------ Supplied material ------

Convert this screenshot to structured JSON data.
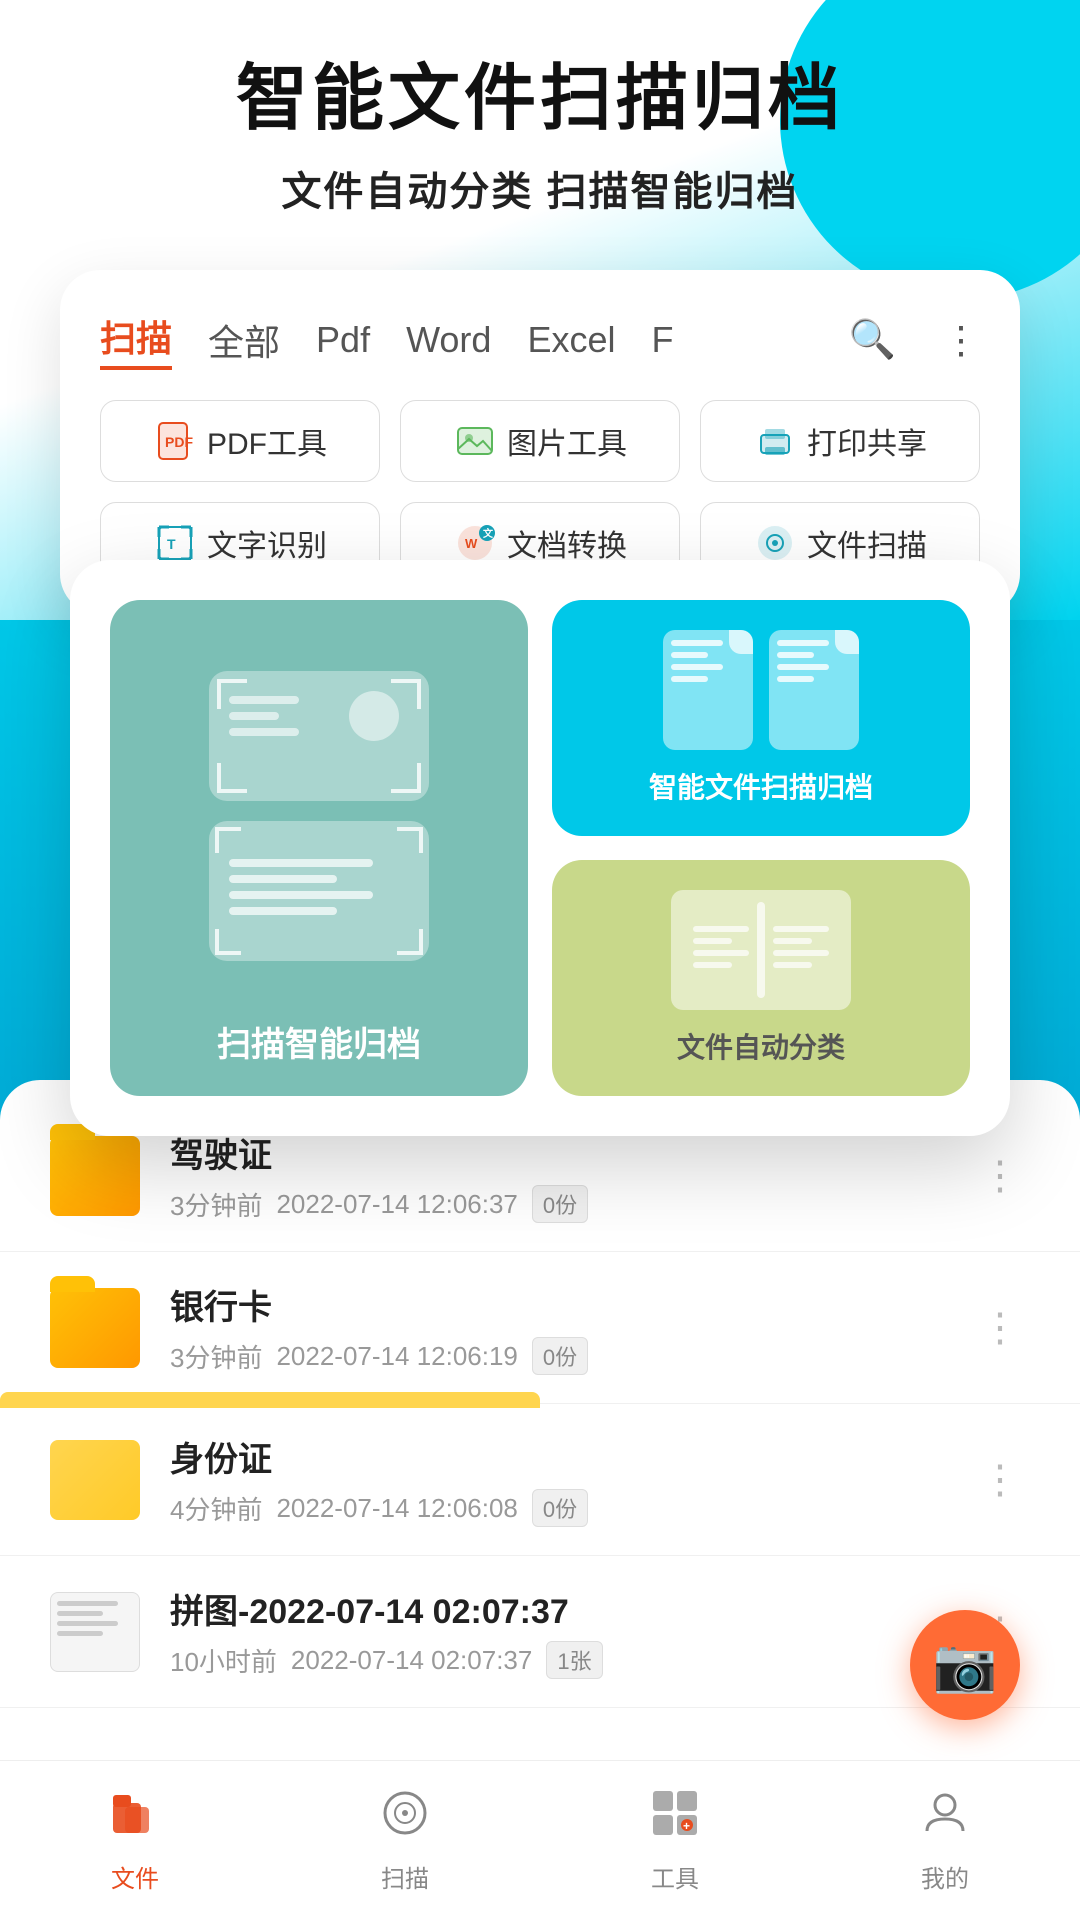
{
  "hero": {
    "title": "智能文件扫描归档",
    "subtitle": "文件自动分类   扫描智能归档"
  },
  "tabs": {
    "items": [
      {
        "label": "扫描",
        "active": true
      },
      {
        "label": "全部",
        "active": false
      },
      {
        "label": "Pdf",
        "active": false
      },
      {
        "label": "Word",
        "active": false
      },
      {
        "label": "Excel",
        "active": false
      },
      {
        "label": "F",
        "active": false
      }
    ]
  },
  "tools": [
    {
      "icon": "📄",
      "label": "PDF工具"
    },
    {
      "icon": "🖼️",
      "label": "图片工具"
    },
    {
      "icon": "🖨️",
      "label": "打印共享"
    }
  ],
  "features": [
    {
      "icon": "T",
      "label": "文字识别"
    },
    {
      "icon": "W",
      "label": "文档转换"
    },
    {
      "icon": "📷",
      "label": "文件扫描"
    }
  ],
  "popup": {
    "left_label": "扫描智能归档",
    "top_right_label": "智能文件扫描归档",
    "bottom_right_label": "文件自动分类"
  },
  "files": [
    {
      "name": "驾驶证",
      "time_ago": "3分钟前",
      "date": "2022-07-14 12:06:37",
      "count": "0份",
      "type": "folder"
    },
    {
      "name": "银行卡",
      "time_ago": "3分钟前",
      "date": "2022-07-14 12:06:19",
      "count": "0份",
      "type": "folder"
    },
    {
      "name": "身份证",
      "time_ago": "4分钟前",
      "date": "2022-07-14 12:06:08",
      "count": "0份",
      "type": "folder"
    },
    {
      "name": "拼图-2022-07-14 02:07:37",
      "time_ago": "10小时前",
      "date": "2022-07-14 02:07:37",
      "count": "1张",
      "type": "doc"
    }
  ],
  "bottom_nav": [
    {
      "label": "文件",
      "active": true
    },
    {
      "label": "扫描",
      "active": false
    },
    {
      "label": "工具",
      "active": false
    },
    {
      "label": "我的",
      "active": false
    }
  ]
}
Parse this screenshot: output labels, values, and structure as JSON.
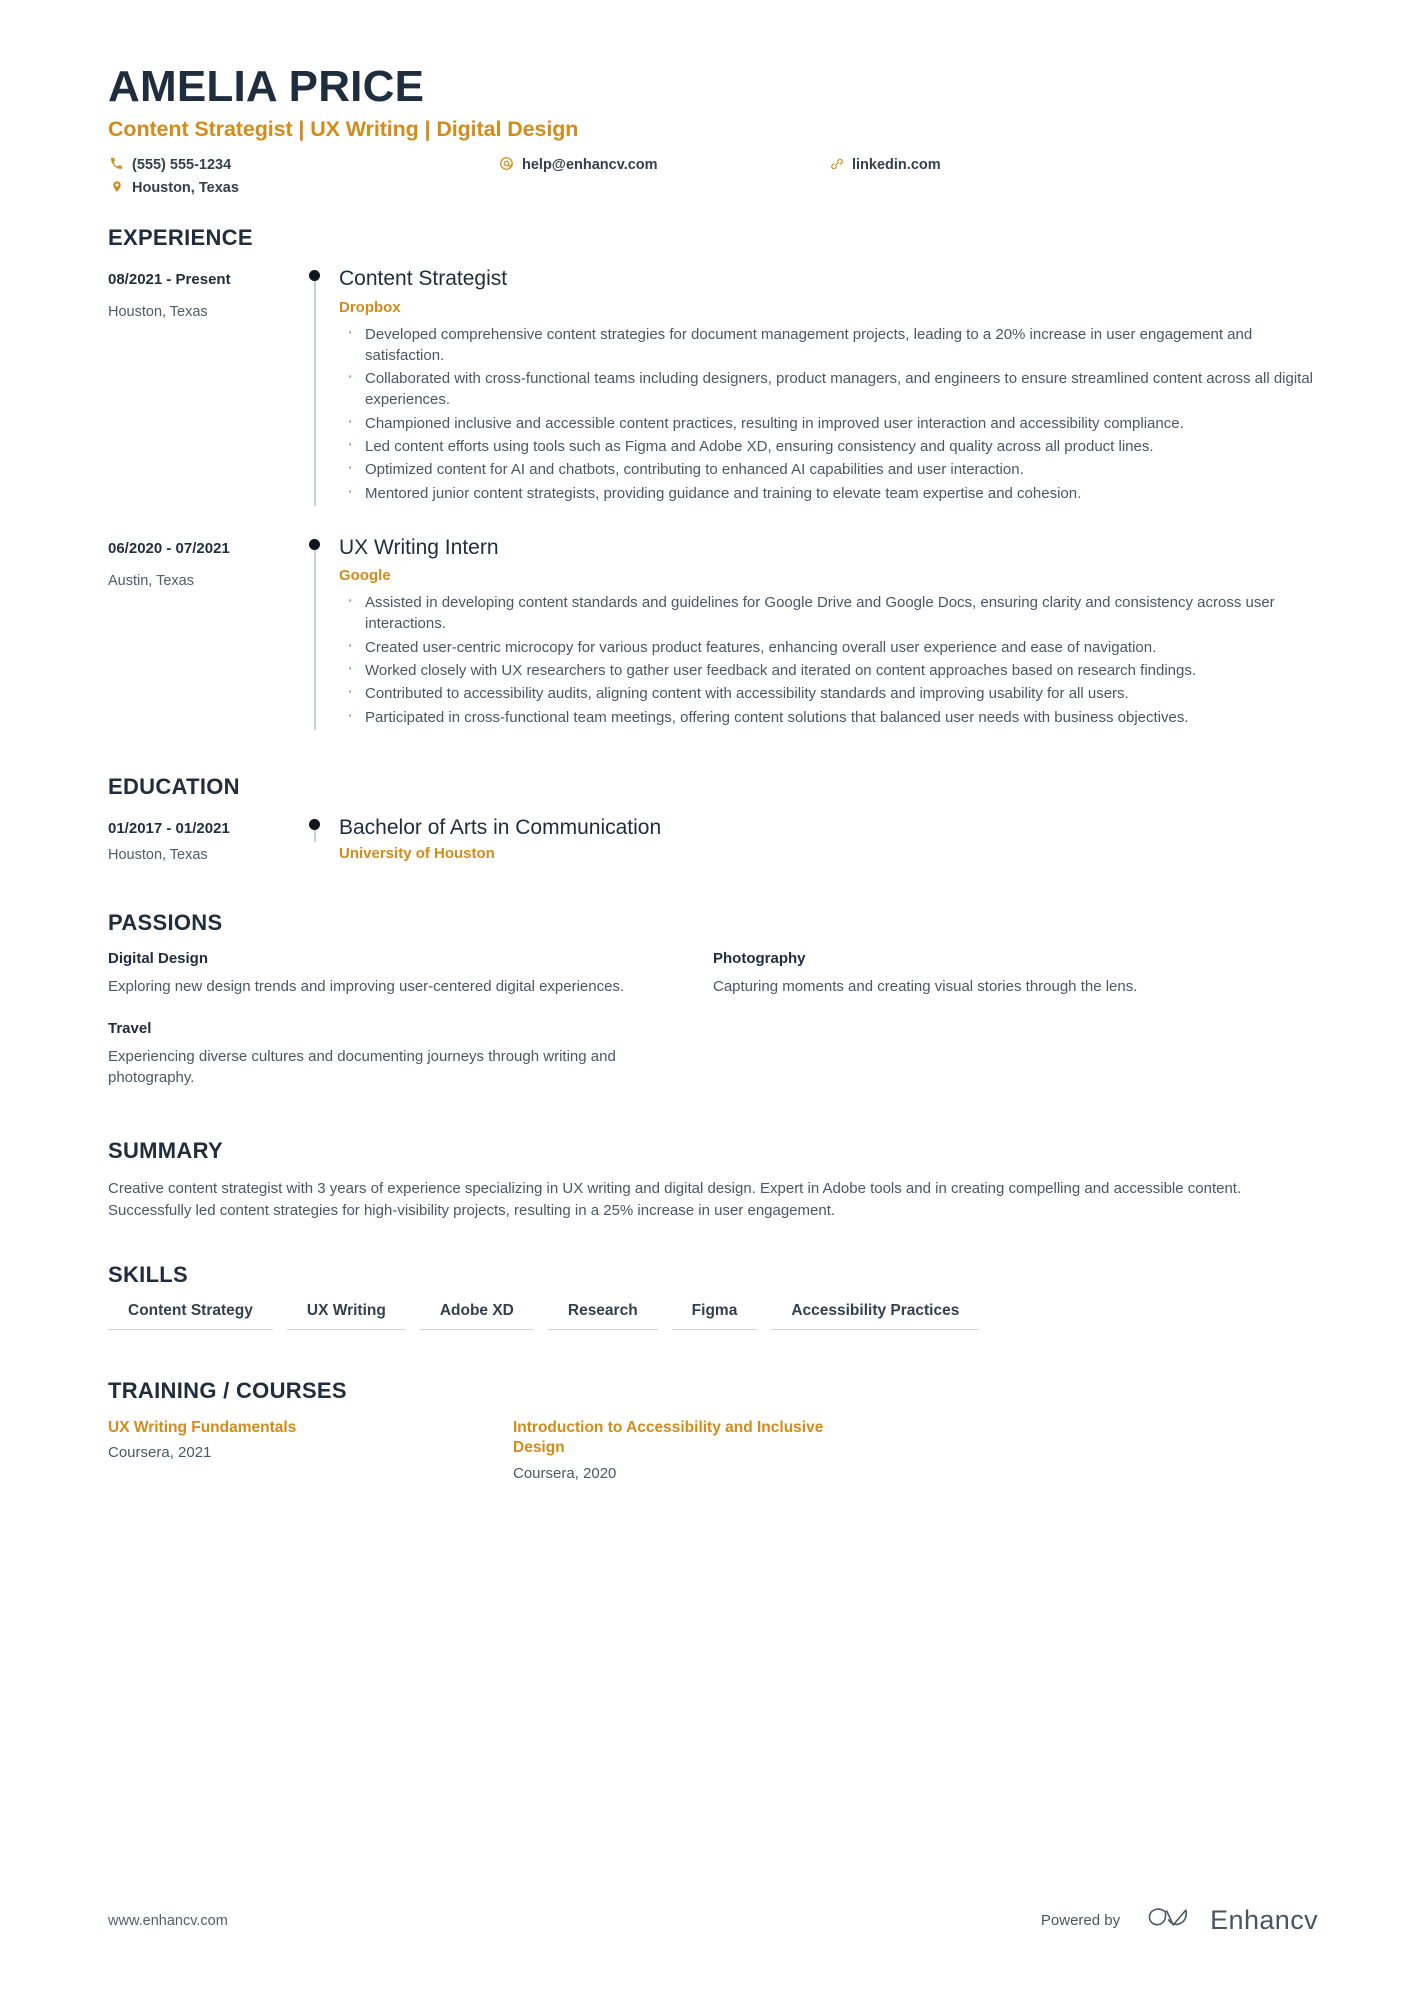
{
  "header": {
    "name": "AMELIA PRICE",
    "headline": "Content Strategist | UX Writing | Digital Design",
    "contacts": [
      {
        "icon": "phone-icon",
        "text": "(555) 555-1234"
      },
      {
        "icon": "email-icon",
        "text": "help@enhancv.com"
      },
      {
        "icon": "link-icon",
        "text": "linkedin.com"
      },
      {
        "icon": "location-pin-icon",
        "text": "Houston, Texas"
      }
    ]
  },
  "sections": {
    "experience": {
      "title": "EXPERIENCE",
      "entries": [
        {
          "date": "08/2021 - Present",
          "location": "Houston, Texas",
          "title": "Content Strategist",
          "organization": "Dropbox",
          "bullets": [
            "Developed comprehensive content strategies for document management projects, leading to a 20% increase in user engagement and satisfaction.",
            "Collaborated with cross-functional teams including designers, product managers, and engineers to ensure streamlined content across all digital experiences.",
            "Championed inclusive and accessible content practices, resulting in improved user interaction and accessibility compliance.",
            "Led content efforts using tools such as Figma and Adobe XD, ensuring consistency and quality across all product lines.",
            "Optimized content for AI and chatbots, contributing to enhanced AI capabilities and user interaction.",
            "Mentored junior content strategists, providing guidance and training to elevate team expertise and cohesion."
          ]
        },
        {
          "date": "06/2020 - 07/2021",
          "location": "Austin, Texas",
          "title": "UX Writing Intern",
          "organization": "Google",
          "bullets": [
            "Assisted in developing content standards and guidelines for Google Drive and Google Docs, ensuring clarity and consistency across user interactions.",
            "Created user-centric microcopy for various product features, enhancing overall user experience and ease of navigation.",
            "Worked closely with UX researchers to gather user feedback and iterated on content approaches based on research findings.",
            "Contributed to accessibility audits, aligning content with accessibility standards and improving usability for all users.",
            "Participated in cross-functional team meetings, offering content solutions that balanced user needs with business objectives."
          ]
        }
      ]
    },
    "education": {
      "title": "EDUCATION",
      "entries": [
        {
          "date": "01/2017 - 01/2021",
          "location": "Houston, Texas",
          "title": "Bachelor of Arts in Communication",
          "organization": "University of Houston"
        }
      ]
    },
    "passions": {
      "title": "PASSIONS",
      "items": [
        {
          "title": "Digital Design",
          "description": "Exploring new design trends and improving user-centered digital experiences."
        },
        {
          "title": "Photography",
          "description": "Capturing moments and creating visual stories through the lens."
        },
        {
          "title": "Travel",
          "description": "Experiencing diverse cultures and documenting journeys through writing and photography."
        }
      ]
    },
    "summary": {
      "title": "SUMMARY",
      "text": "Creative content strategist with 3 years of experience specializing in UX writing and digital design. Expert in Adobe tools and in creating compelling and accessible content. Successfully led content strategies for high-visibility projects, resulting in a 25% increase in user engagement."
    },
    "skills": {
      "title": "SKILLS",
      "items": [
        "Content Strategy",
        "UX Writing",
        "Adobe XD",
        "Research",
        "Figma",
        "Accessibility Practices"
      ]
    },
    "courses": {
      "title": "TRAINING / COURSES",
      "items": [
        {
          "title": "UX Writing Fundamentals",
          "meta": "Coursera, 2021"
        },
        {
          "title": "Introduction to Accessibility and Inclusive Design",
          "meta": "Coursera, 2020"
        }
      ]
    }
  },
  "footer": {
    "url": "www.enhancv.com",
    "powered_by": "Powered by",
    "brand_name": "Enhancv",
    "brand_logo_icon": "enhancv-logo-icon"
  },
  "colors": {
    "accent": "#d38b19",
    "heading": "#1f2d3d",
    "body": "#4b5765"
  }
}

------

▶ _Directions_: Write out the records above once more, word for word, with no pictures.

▶ _Exercise result_:
Convert this screenshot to structured JSON data.
{
  "hero": {
    "title": "智能文件扫描归档",
    "subtitle": "文件自动分类   扫描智能归档"
  },
  "tabs": {
    "items": [
      {
        "label": "扫描",
        "active": true
      },
      {
        "label": "全部",
        "active": false
      },
      {
        "label": "Pdf",
        "active": false
      },
      {
        "label": "Word",
        "active": false
      },
      {
        "label": "Excel",
        "active": false
      },
      {
        "label": "F",
        "active": false
      }
    ]
  },
  "tools": [
    {
      "icon": "📄",
      "label": "PDF工具"
    },
    {
      "icon": "🖼️",
      "label": "图片工具"
    },
    {
      "icon": "🖨️",
      "label": "打印共享"
    }
  ],
  "features": [
    {
      "icon": "T",
      "label": "文字识别"
    },
    {
      "icon": "W",
      "label": "文档转换"
    },
    {
      "icon": "📷",
      "label": "文件扫描"
    }
  ],
  "popup": {
    "left_label": "扫描智能归档",
    "top_right_label": "智能文件扫描归档",
    "bottom_right_label": "文件自动分类"
  },
  "files": [
    {
      "name": "驾驶证",
      "time_ago": "3分钟前",
      "date": "2022-07-14 12:06:37",
      "count": "0份",
      "type": "folder"
    },
    {
      "name": "银行卡",
      "time_ago": "3分钟前",
      "date": "2022-07-14 12:06:19",
      "count": "0份",
      "type": "folder"
    },
    {
      "name": "身份证",
      "time_ago": "4分钟前",
      "date": "2022-07-14 12:06:08",
      "count": "0份",
      "type": "folder"
    },
    {
      "name": "拼图-2022-07-14 02:07:37",
      "time_ago": "10小时前",
      "date": "2022-07-14 02:07:37",
      "count": "1张",
      "type": "doc"
    }
  ],
  "bottom_nav": [
    {
      "label": "文件",
      "active": true
    },
    {
      "label": "扫描",
      "active": false
    },
    {
      "label": "工具",
      "active": false
    },
    {
      "label": "我的",
      "active": false
    }
  ]
}
Parse this screenshot: output labels, values, and structure as JSON.
{
  "header": {
    "name": "AMELIA PRICE",
    "headline": "Content Strategist | UX Writing | Digital Design",
    "contacts": [
      {
        "icon": "phone-icon",
        "text": "(555) 555-1234"
      },
      {
        "icon": "email-icon",
        "text": "help@enhancv.com"
      },
      {
        "icon": "link-icon",
        "text": "linkedin.com"
      },
      {
        "icon": "location-pin-icon",
        "text": "Houston, Texas"
      }
    ]
  },
  "sections": {
    "experience": {
      "title": "EXPERIENCE",
      "entries": [
        {
          "date": "08/2021 - Present",
          "location": "Houston, Texas",
          "title": "Content Strategist",
          "organization": "Dropbox",
          "bullets": [
            "Developed comprehensive content strategies for document management projects, leading to a 20% increase in user engagement and satisfaction.",
            "Collaborated with cross-functional teams including designers, product managers, and engineers to ensure streamlined content across all digital experiences.",
            "Championed inclusive and accessible content practices, resulting in improved user interaction and accessibility compliance.",
            "Led content efforts using tools such as Figma and Adobe XD, ensuring consistency and quality across all product lines.",
            "Optimized content for AI and chatbots, contributing to enhanced AI capabilities and user interaction.",
            "Mentored junior content strategists, providing guidance and training to elevate team expertise and cohesion."
          ]
        },
        {
          "date": "06/2020 - 07/2021",
          "location": "Austin, Texas",
          "title": "UX Writing Intern",
          "organization": "Google",
          "bullets": [
            "Assisted in developing content standards and guidelines for Google Drive and Google Docs, ensuring clarity and consistency across user interactions.",
            "Created user-centric microcopy for various product features, enhancing overall user experience and ease of navigation.",
            "Worked closely with UX researchers to gather user feedback and iterated on content approaches based on research findings.",
            "Contributed to accessibility audits, aligning content with accessibility standards and improving usability for all users.",
            "Participated in cross-functional team meetings, offering content solutions that balanced user needs with business objectives."
          ]
        }
      ]
    },
    "education": {
      "title": "EDUCATION",
      "entries": [
        {
          "date": "01/2017 - 01/2021",
          "location": "Houston, Texas",
          "title": "Bachelor of Arts in Communication",
          "organization": "University of Houston"
        }
      ]
    },
    "passions": {
      "title": "PASSIONS",
      "items": [
        {
          "title": "Digital Design",
          "description": "Exploring new design trends and improving user-centered digital experiences."
        },
        {
          "title": "Photography",
          "description": "Capturing moments and creating visual stories through the lens."
        },
        {
          "title": "Travel",
          "description": "Experiencing diverse cultures and documenting journeys through writing and photography."
        }
      ]
    },
    "summary": {
      "title": "SUMMARY",
      "text": "Creative content strategist with 3 years of experience specializing in UX writing and digital design. Expert in Adobe tools and in creating compelling and accessible content. Successfully led content strategies for high-visibility projects, resulting in a 25% increase in user engagement."
    },
    "skills": {
      "title": "SKILLS",
      "items": [
        "Content Strategy",
        "UX Writing",
        "Adobe XD",
        "Research",
        "Figma",
        "Accessibility Practices"
      ]
    },
    "courses": {
      "title": "TRAINING / COURSES",
      "items": [
        {
          "title": "UX Writing Fundamentals",
          "meta": "Coursera, 2021"
        },
        {
          "title": "Introduction to Accessibility and Inclusive Design",
          "meta": "Coursera, 2020"
        }
      ]
    }
  },
  "footer": {
    "url": "www.enhancv.com",
    "powered_by": "Powered by",
    "brand_name": "Enhancv",
    "brand_logo_icon": "enhancv-logo-icon"
  },
  "colors": {
    "accent": "#d38b19",
    "heading": "#1f2d3d",
    "body": "#4b5765"
  }
}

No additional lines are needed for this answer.